### Exercise:
Every record must appear in your reply exactly as written.

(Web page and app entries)
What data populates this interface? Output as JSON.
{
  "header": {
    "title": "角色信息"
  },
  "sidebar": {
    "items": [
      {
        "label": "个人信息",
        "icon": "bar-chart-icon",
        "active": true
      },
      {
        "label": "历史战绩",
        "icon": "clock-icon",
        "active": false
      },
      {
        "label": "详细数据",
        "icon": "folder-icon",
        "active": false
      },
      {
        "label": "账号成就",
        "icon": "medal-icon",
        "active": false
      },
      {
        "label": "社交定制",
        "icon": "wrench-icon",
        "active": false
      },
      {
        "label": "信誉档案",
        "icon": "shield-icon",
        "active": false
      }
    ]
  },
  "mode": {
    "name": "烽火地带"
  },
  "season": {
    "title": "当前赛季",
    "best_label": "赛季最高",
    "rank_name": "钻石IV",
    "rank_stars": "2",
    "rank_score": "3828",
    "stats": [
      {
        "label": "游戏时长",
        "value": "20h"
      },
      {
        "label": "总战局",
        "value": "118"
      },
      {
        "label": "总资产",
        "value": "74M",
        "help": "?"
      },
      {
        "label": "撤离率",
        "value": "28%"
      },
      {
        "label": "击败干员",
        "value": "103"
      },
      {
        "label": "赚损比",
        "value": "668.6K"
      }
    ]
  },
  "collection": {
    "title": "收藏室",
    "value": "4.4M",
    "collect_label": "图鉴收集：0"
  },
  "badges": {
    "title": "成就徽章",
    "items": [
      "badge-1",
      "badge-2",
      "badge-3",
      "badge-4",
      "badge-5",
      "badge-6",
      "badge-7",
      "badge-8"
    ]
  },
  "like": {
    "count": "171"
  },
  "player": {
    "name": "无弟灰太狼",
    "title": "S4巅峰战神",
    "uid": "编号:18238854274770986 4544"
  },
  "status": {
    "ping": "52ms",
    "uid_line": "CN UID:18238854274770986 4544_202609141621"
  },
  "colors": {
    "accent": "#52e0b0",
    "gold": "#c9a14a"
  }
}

### Finished exercise:
What data populates this interface? Output as JSON.
{
  "header": {
    "title": "角色信息"
  },
  "sidebar": {
    "items": [
      {
        "label": "个人信息",
        "icon": "bar-chart-icon",
        "active": true
      },
      {
        "label": "历史战绩",
        "icon": "clock-icon",
        "active": false
      },
      {
        "label": "详细数据",
        "icon": "folder-icon",
        "active": false
      },
      {
        "label": "账号成就",
        "icon": "medal-icon",
        "active": false
      },
      {
        "label": "社交定制",
        "icon": "wrench-icon",
        "active": false
      },
      {
        "label": "信誉档案",
        "icon": "shield-icon",
        "active": false
      }
    ]
  },
  "mode": {
    "name": "烽火地带"
  },
  "season": {
    "title": "当前赛季",
    "best_label": "赛季最高",
    "rank_name": "钻石IV",
    "rank_stars": "2",
    "rank_score": "3828",
    "stats": [
      {
        "label": "游戏时长",
        "value": "20h"
      },
      {
        "label": "总战局",
        "value": "118"
      },
      {
        "label": "总资产",
        "value": "74M",
        "help": "?"
      },
      {
        "label": "撤离率",
        "value": "28%"
      },
      {
        "label": "击败干员",
        "value": "103"
      },
      {
        "label": "赚损比",
        "value": "668.6K"
      }
    ]
  },
  "collection": {
    "title": "收藏室",
    "value": "4.4M",
    "collect_label": "图鉴收集：0"
  },
  "badges": {
    "title": "成就徽章",
    "items": [
      "badge-1",
      "badge-2",
      "badge-3",
      "badge-4",
      "badge-5",
      "badge-6",
      "badge-7",
      "badge-8"
    ]
  },
  "like": {
    "count": "171"
  },
  "player": {
    "name": "无弟灰太狼",
    "title": "S4巅峰战神",
    "uid": "编号:18238854274770986 4544"
  },
  "status": {
    "ping": "52ms",
    "uid_line": "CN UID:18238854274770986 4544_202609141621"
  },
  "colors": {
    "accent": "#52e0b0",
    "gold": "#c9a14a"
  }
}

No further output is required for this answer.